Have you ever heard of Vaulting Exchange?
Vaulters have travelled around since forever. Going to competitions or international clinics in other continents is a routine for young athletes of this equestrian sport. But recently, a new kind of interchange has become quite popular among vaulters.
Vaulting Exchange is an opportunity for those who would like to travel and give classes in exchange of lodging and food. In fact, our very own Adele Feuerstein is one of these athletes: She has just came back from Peru, where she spent 2 months giving classes.
In a world that is more and more social everyday, it was just a matter of time until the vaulting world invented it’s very own Airbnb and we at VaultingNews are great enthusiasts of new ways to share and grow into a more creative sport.
Vaulting Exchange is not only a benefit for the vaulters who get to travel, but it could be a good deal for the clubs that receive them:
Let’s just say it might be a much more interesting option than bringing expensive foreign teachers for clubs that might still not have the technical development to receive their trainings.

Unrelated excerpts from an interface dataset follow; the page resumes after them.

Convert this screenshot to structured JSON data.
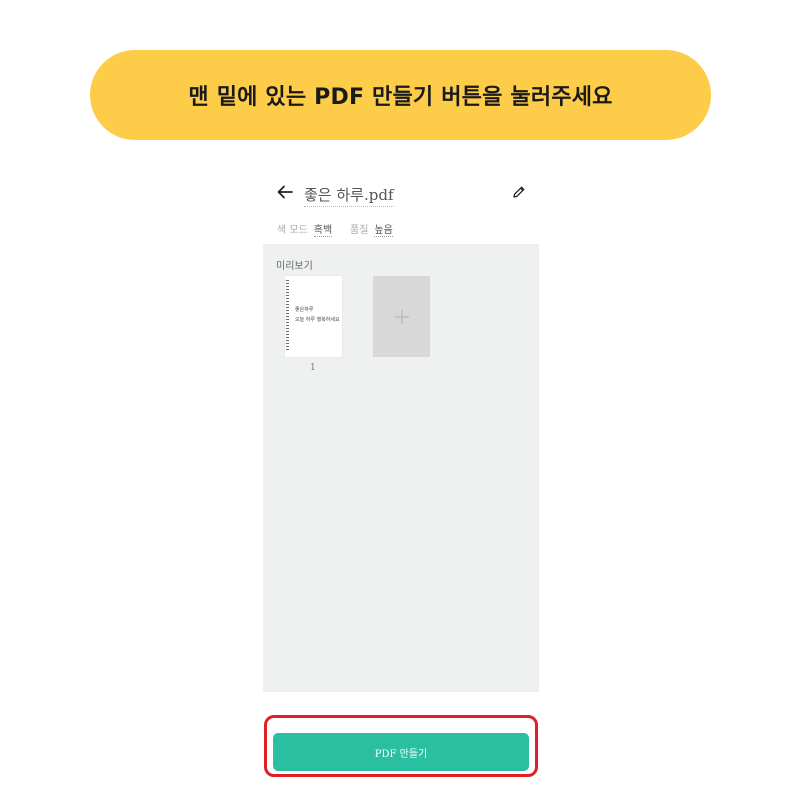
{
  "banner": {
    "text": "맨 밑에 있는 PDF 만들기 버튼을 눌러주세요"
  },
  "header": {
    "title": "좋은 하루.pdf",
    "back_icon": "arrow-left-icon",
    "edit_icon": "pencil-icon"
  },
  "options": {
    "color_mode_label": "색 모드",
    "color_mode_value": "흑백",
    "quality_label": "품질",
    "quality_value": "높음"
  },
  "preview": {
    "label": "미리보기",
    "pages": [
      {
        "number": "1",
        "line1": "좋은하루",
        "line2": "오늘 하루 행복하세요"
      }
    ],
    "add_icon": "plus-icon"
  },
  "action": {
    "make_pdf_label": "PDF 만들기",
    "highlight_color": "#e02025",
    "button_color": "#2bbfa2"
  },
  "colors": {
    "banner": "#fdcc48",
    "preview_bg": "#eff0f0"
  }
}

It’s also not just an option for experienced european vaulters. If you have been vaulting for sometime and would like to travel while adding something to another vaulting community: This might also be an option for you. (Let’s just remember that some experience with teaching is also very important).
We have talked to Bamdad Memarian, a young vaulter from Köln, Germany – for those of you who don’t remember him, I’d higly recomend wacthing this video as soon as you can – he has travelled to South Africa, Zambia, Swaziland, Mauritius and Australia and has worked with a few of Africa’s most promising athletes – Viki Damiani and Lambert Leclezio.
Bamdad has helped in the creation of a vaulting club from scratch in Zambia. He didn’t just go there to teach, he contributed to raising young athletes and creating a new sport. In the end, the young German vaulter brought all of them to Europe to participate in the first ever World Championships for Jrs.
Later on we will tell you more about Bamdad’s adventures, but, for now, let’s learn more about this whole Vaulting Interchange story.
1. If a vaulter wants to do what you did, travelling around and getting involved with vaulting, what is the best way? Contacting the national federations?
I was only employed by the national federation in Mauritius, which was a special case because of the FEI Africa Cup taking place. I think the vaulting community is so well connected these days if someone wants to go to another country to coach vaulting I would advise to contact people who have already been there or vaulters from that country.
2. Do you think this is an option for a young vaulter who wants to travel and get some coaching experience?
Yes, I think it’s a good opportunity when organized and planned correctly.
3. What was your goal with this trip? I imagine you wanted to share your knowledge, but I can also suppose you ended up learning a lot yourself. What lessons do you take back home?
I wanted to travel and have that foreign experience but also to help develop vaulting in other countries. I am very proud that I could help vaulters from 4 different countries on their journey to the junior world championships in Ermelo.
Most of my coaching career was with high performance athletes in Germany so for me to coach and develop vaulting in countries were vaulting is at a very low level or even something completely new, was a new experience for me and was something I had to learn along the way. For example: I would never have thought I could be so excited for the kids I coached in Mauritius taking part in the FEI Africa Cup, a competition which is mostly in walk.
4. Each nation organizes it’s vaulting community in a different way. What do you think are the main differences between the places you have visited? Do they practice in a different way? Are clubs any different from one place to another?
It’s quite hard to tell because everywhere I went I worked with vaulters from different levels and had different roles. It’s interesting to see how people do things differently in other countries.
5. In the past, if a club in my home country Brazil, for an example, wanted to bring a coach from Europe, it would have to pay an extraordinary amount of money. But today with a more connected community and new ways of sharing experiences, we see young athletes wanting to have this international experience you had. What do you think are the pros and the cons of receiving aninterchange vaulter?
In my opinion a country can profit a lot from receiving an interchange vaulter or coach but I think it’s equally important to assist the existing coaches that they don’t need to rely on foreign coaches in order to continue progress. That is something I put focus on when giving clinics especially in places where they had very little knowledge about vaulting.
Would you like to be an Exchange Vaulter? Talk to us and maybe we can help you.
Credits for the pictures: Bamdad Memarian and Arjen Van der Speck